February 8, 2014

14850, 13068, and 13053: Colors Don't Quite Tell the Story

I was surprised a couple of months ago by a story on "Super Zips" in the Washington Post. The story was mostly about the concentration of wealthy well-educated people in neighborhoods around Washington, DC, but the map showed some interesting data for around here.

As I expected, we have no "Super Zips", places in the top 5% of wealth and education (calculated in some strange way to produce a spread across a range). Tompkins County does stand out from its neighbors, as do many collegetowns:

Tompkins County-ish.
Zip code data on wealth and education for the Tompkins County area.

The part that's most interesting to me, though, is that the Freeville and Dryden zip codes are in the same band as the Ithaca zip code. The local standouts are Lansing, which is just wealthier to reach the next color band, and Newfield, which isn't.

Zip CodeMedian Household Income% College graduatesPosition
Dryden (13053)$63,32639%73
Freeville (13068)$61,75030%65
Ithaca (14850)$45,31162%65
Groton (13073)$53,57822%49
Brooktondale (14817)$49,56739%61
Lansing (14882)$67,60947%80
Newfield (14867)$44,66320%36
Trumansburg (14886)$55,54337%66
Cortland (13045)$44,40328%46

Looking at the data, though, it's pretty clear that the Dryden and Freeville zip codes are similar, but even though the Ithaca zip code is in the same color band, it's more about what the Post chose to value than deep similarity. Lansing changes color - but its rank of exactly 80 was the bottom score needed to do that.
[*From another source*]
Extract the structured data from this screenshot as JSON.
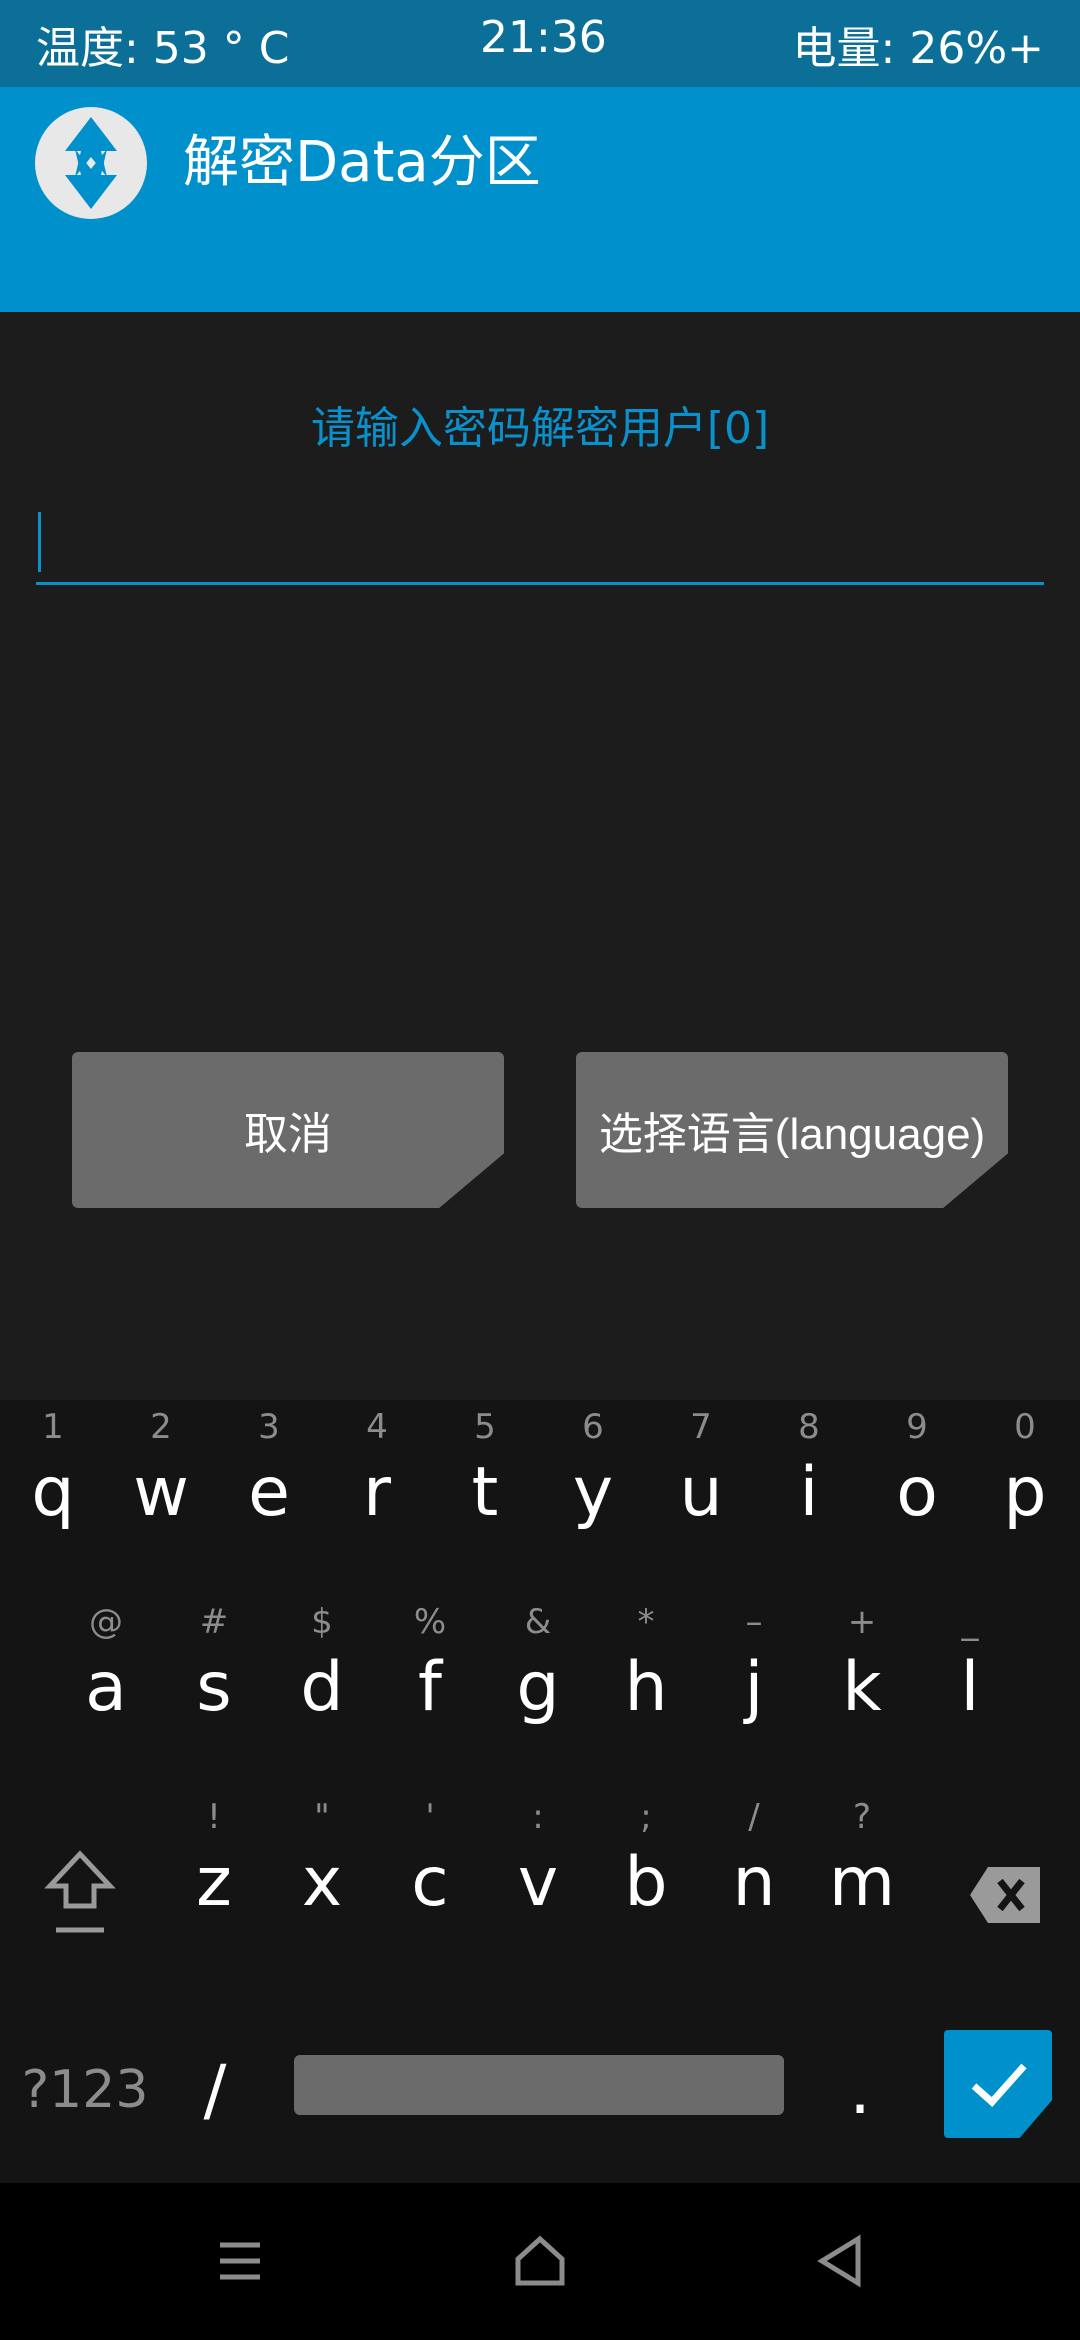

Maps don't always tell stories as neatly as they promise.

Posted by simon at February 8, 2014 5:28 PM in
Note on photos